Amongst the younger cast, Brian Dennehy would break out into larger roles and two years later would play the eponymous lead in the arthouse hit The Belly of an Architect, directed by Peter Greenaway. During Cocoon‘s pre-release publicity, much was made of the stunt casting of Raquel Welch’s daughter Tahnee as the nominal romantic interest for Jack, while Tyrone Power Jr makes up the alien ensemble and Cocoon is easily the pinnacle of both their careers.
Cocoon sits firmly in the tradition of benign alien visitation films popular in the early eighties but wears its genre credentials lightly, Howard for the most part eschewing flashy light shows and pyrotechnics. What is very striking is how few visual effects the film contains, certainly by modern standards, the characters being paramount throughout.
Interestingly the mid-eighties would see a growth of popularity in films and television shows featuring senior characters, and just three months after Cocoon premiered the first episode of the long running Golden Girls aired in the USA.
Both Hume Cronyn and Jessica Tandy built on their joint success in Cocoon by starring together in the Steven Spielberg-produced *batteries not included in 1987, the same year Star Trek The Next Generation commenced, with the Enterprise under the command of a more senior captain than would have been acceptable on network television, before or since.
Coincidentally, one of the other residents of the retirement home was played by Herta Ware, who would have a brief role as Yvette Picard in the episode Where No one Has Gone Before during that show’s first season, while Brian Dennehy’s daughter Elizabeth would have a featured role in The Best of Both Worlds as the ambitious Borg tactical expert Lieutenant Commander Elizabeth Shelby.
Because of Cocoon‘s international success an inevitable sequel followed three years later directed by Daniel Petrie and featuring most of the original film’s cast. Unfortunately, the premise ignored Saperstein’s sequel Metamorphosis and largely undermined the themes of the original film, and is regarded as inferior in every way; in 2013 Saperstein published the conclusion of his trilogy, Butterfly: Tomorrow’s Children.

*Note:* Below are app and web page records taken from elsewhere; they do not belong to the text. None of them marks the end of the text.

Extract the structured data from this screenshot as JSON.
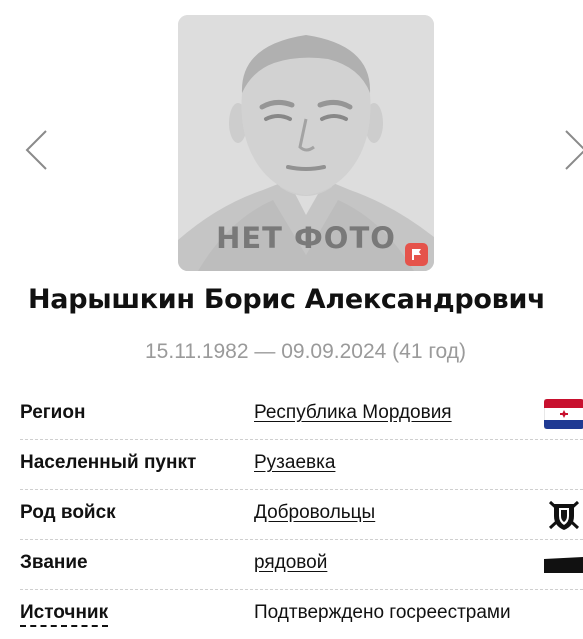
{
  "carousel": {
    "prev_icon": "chevron-left-icon",
    "next_icon": "chevron-right-icon"
  },
  "photo": {
    "placeholder_label": "НЕТ ФОТО",
    "flag_icon": "flag-icon",
    "flag_color": "#e5534b"
  },
  "person": {
    "name": "Нарышкин Борис Александрович",
    "dates": "15.11.1982 — 09.09.2024 (41 год)"
  },
  "info": {
    "rows": [
      {
        "label": "Регион",
        "value": "Республика Мордовия",
        "icon": "mordovia-flag-icon"
      },
      {
        "label": "Населенный пункт",
        "value": "Рузаевка"
      },
      {
        "label": "Род войск",
        "value": "Добровольцы",
        "icon": "volunteers-emblem-icon"
      },
      {
        "label": "Звание",
        "value": "рядовой",
        "icon": "rank-insignia-icon"
      },
      {
        "label": "Источник",
        "value": "Подтверждено госреестрами"
      }
    ]
  },
  "colors": {
    "dates_text": "#9a9a9a",
    "divider": "#cfcfcf",
    "flag_red": "#c8102e",
    "flag_blue": "#1f3a93"
  }
}
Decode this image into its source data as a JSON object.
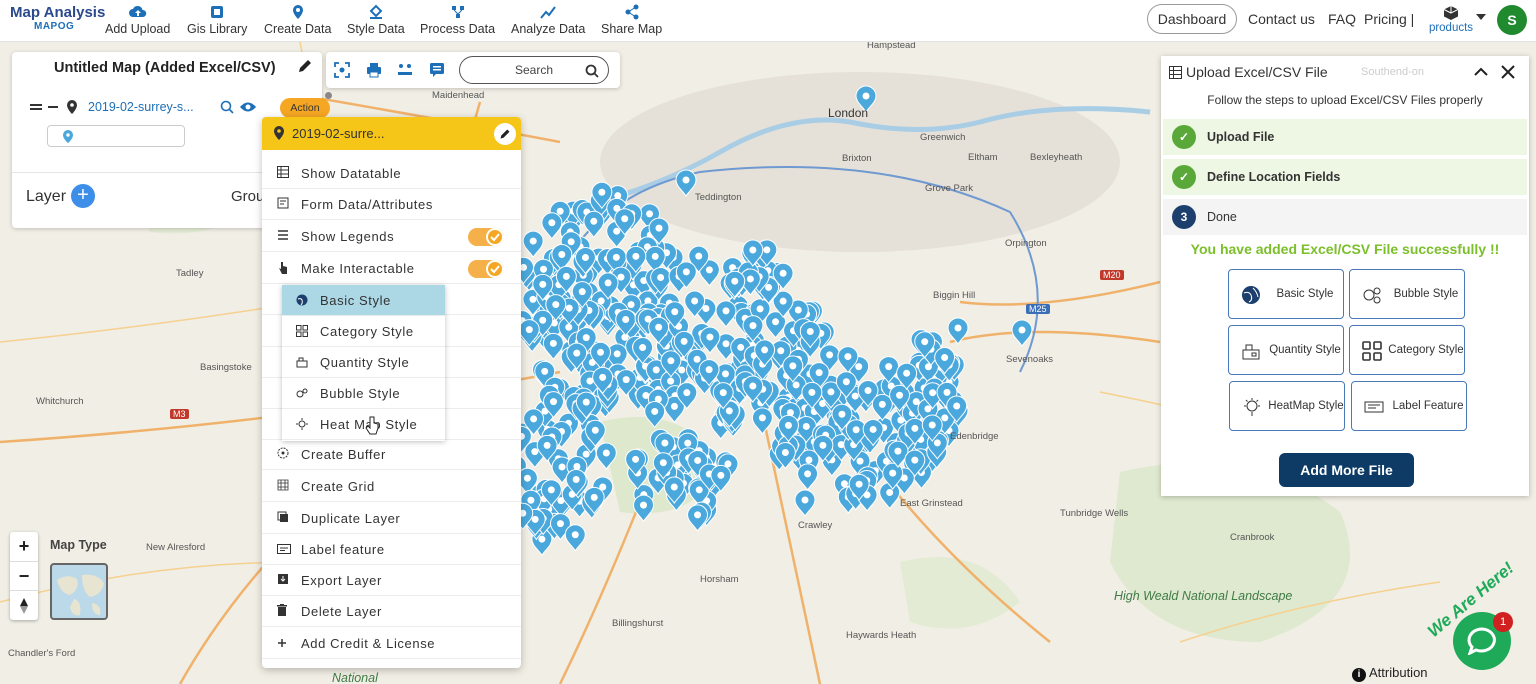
{
  "logo": {
    "line1": "Map Analysis",
    "line2": "MAPOG"
  },
  "nav": [
    {
      "label": "Add Upload",
      "icon": "cloud-upload-icon"
    },
    {
      "label": "Gis Library",
      "icon": "library-icon"
    },
    {
      "label": "Create Data",
      "icon": "map-pin-icon"
    },
    {
      "label": "Style Data",
      "icon": "paint-bucket-icon"
    },
    {
      "label": "Process Data",
      "icon": "process-icon"
    },
    {
      "label": "Analyze Data",
      "icon": "analyze-icon"
    },
    {
      "label": "Share Map",
      "icon": "share-icon"
    }
  ],
  "topright": {
    "dashboard": "Dashboard",
    "contact": "Contact us",
    "faq": "FAQ",
    "pricing": "Pricing |",
    "products": "products",
    "avatar": "S"
  },
  "layer_panel": {
    "map_title": "Untitled Map (Added Excel/CSV)",
    "layer_name": "2019-02-surrey-s...",
    "action": "Action",
    "layer_label": "Layer",
    "add": "+",
    "group_label": "Grou"
  },
  "toolbar": {
    "search_placeholder": "Search"
  },
  "dropdown": {
    "header": "2019-02-surre...",
    "items": [
      {
        "label": "Show Datatable",
        "icon": "table-icon"
      },
      {
        "label": "Form Data/Attributes",
        "icon": "form-icon"
      },
      {
        "label": "Show Legends",
        "icon": "list-icon",
        "toggle": true
      },
      {
        "label": "Make Interactable",
        "icon": "pointer-icon",
        "toggle": true
      },
      {
        "label": "",
        "icon": ""
      },
      {
        "label": "",
        "icon": ""
      },
      {
        "label": "",
        "icon": ""
      },
      {
        "label": "",
        "icon": ""
      },
      {
        "label": "",
        "icon": ""
      },
      {
        "label": "Create Buffer",
        "icon": "buffer-icon"
      },
      {
        "label": "Create Grid",
        "icon": "grid-icon"
      },
      {
        "label": "Duplicate Layer",
        "icon": "duplicate-icon"
      },
      {
        "label": "Label feature",
        "icon": "label-icon"
      },
      {
        "label": "Export Layer",
        "icon": "export-icon"
      },
      {
        "label": "Delete Layer",
        "icon": "trash-icon"
      },
      {
        "label": "Add Credit & License",
        "icon": "plus-icon"
      }
    ],
    "style_submenu": [
      {
        "label": "Basic Style",
        "active": true
      },
      {
        "label": "Category Style"
      },
      {
        "label": "Quantity Style"
      },
      {
        "label": "Bubble Style"
      },
      {
        "label": "Heat Map Style"
      }
    ]
  },
  "map_controls": {
    "zoom_in": "+",
    "zoom_out": "−",
    "map_type": "Map Type"
  },
  "map_labels": {
    "london": "London",
    "crawley": "Crawley",
    "horsham": "Horsham",
    "sevenoaks": "Sevenoaks",
    "edenbridge": "Edenbridge",
    "biggin_hill": "Biggin Hill",
    "high_weald": "High Weald National Landscape",
    "whitchurch": "Whitchurch",
    "basingstoke": "Basingstoke",
    "new_alresford": "New Alresford",
    "tadley": "Tadley",
    "hampstead": "Hampstead",
    "greenwich": "Greenwich",
    "bexleyheath": "Bexleyheath",
    "cranbrook": "Cranbrook",
    "tunbridge": "Tunbridge Wells",
    "grinstead": "East Grinstead",
    "haywards": "Haywards Heath",
    "billingshurst": "Billingshurst",
    "brixton": "Brixton",
    "m25": "M25",
    "m20": "M20",
    "m3": "M3",
    "national": "National",
    "chandlers": "Chandler's Ford",
    "maidenhead": "Maidenhead",
    "teddington": "Teddington",
    "grove_park": "Grove Park",
    "orpington": "Orpington",
    "eltham": "Eltham"
  },
  "upload_panel": {
    "title": "Upload Excel/CSV File",
    "faded": "Southend-on",
    "subtitle": "Follow the steps to upload Excel/CSV Files properly",
    "steps": [
      {
        "label": "Upload File",
        "state": "done"
      },
      {
        "label": "Define Location Fields",
        "state": "done"
      },
      {
        "label": "Done",
        "state": "current",
        "num": "3"
      }
    ],
    "success": "You have added Excel/CSV File successfully !!",
    "style_buttons": [
      {
        "label": "Basic Style",
        "icon": "globe-icon"
      },
      {
        "label": "Bubble Style",
        "icon": "bubble-icon"
      },
      {
        "label": "Quantity Style",
        "icon": "quantity-icon"
      },
      {
        "label": "Category Style",
        "icon": "category-icon"
      },
      {
        "label": "HeatMap Style",
        "icon": "heatmap-icon"
      },
      {
        "label": "Label Feature",
        "icon": "label-icon"
      }
    ],
    "add_more": "Add More File"
  },
  "attribution": "Attribution",
  "chat_badge": "1",
  "we_are_here": "We Are Here!",
  "colors": {
    "pin": "#4aa8dc",
    "brand": "#0d3b66",
    "action": "#f5a623",
    "success": "#7bbf2a"
  }
}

It is safe to say Cocoon could never be made today with Hollywood’s youth-obsessed demographics and, in fact, could not be made commercially at all. Back in 1985, Ron Howard had at his disposal immensely-talented senior character actors who were not afraid to look their age and who were happy to let it all hang out on camera displaying a physical frankness remarkable for a commercial Hollywood feature.
Nowadays one would be hard-pressed to find similarly-aged actors who had not resorted to cosmetic intervention and who would be happy to display their aged bodies in the way Howard’s cast does. The irony is that Cocoon is not a film about regaining one’s lost youth. Rather, it is a film about grasping the opportunities that life throws at you at any age. Cocoon deserves to be cherished as we will never see the like of it again.
The high definition transfer has been created for this release and is perfectly acceptable, considering the film manifests the softness of image so beloved of 1980s features. There is a chatty and informative commentary track by Ron Howard recorded at the end of the nineties and several short behind-the-scenes films made during production which appear to have been ported over from a DVD release, as have the various trailers and TV spots; understandably, the image quality on these is not on a par with the main feature. The accompanying booklet contains a new essay written for this release by film critic and historian James Oliver.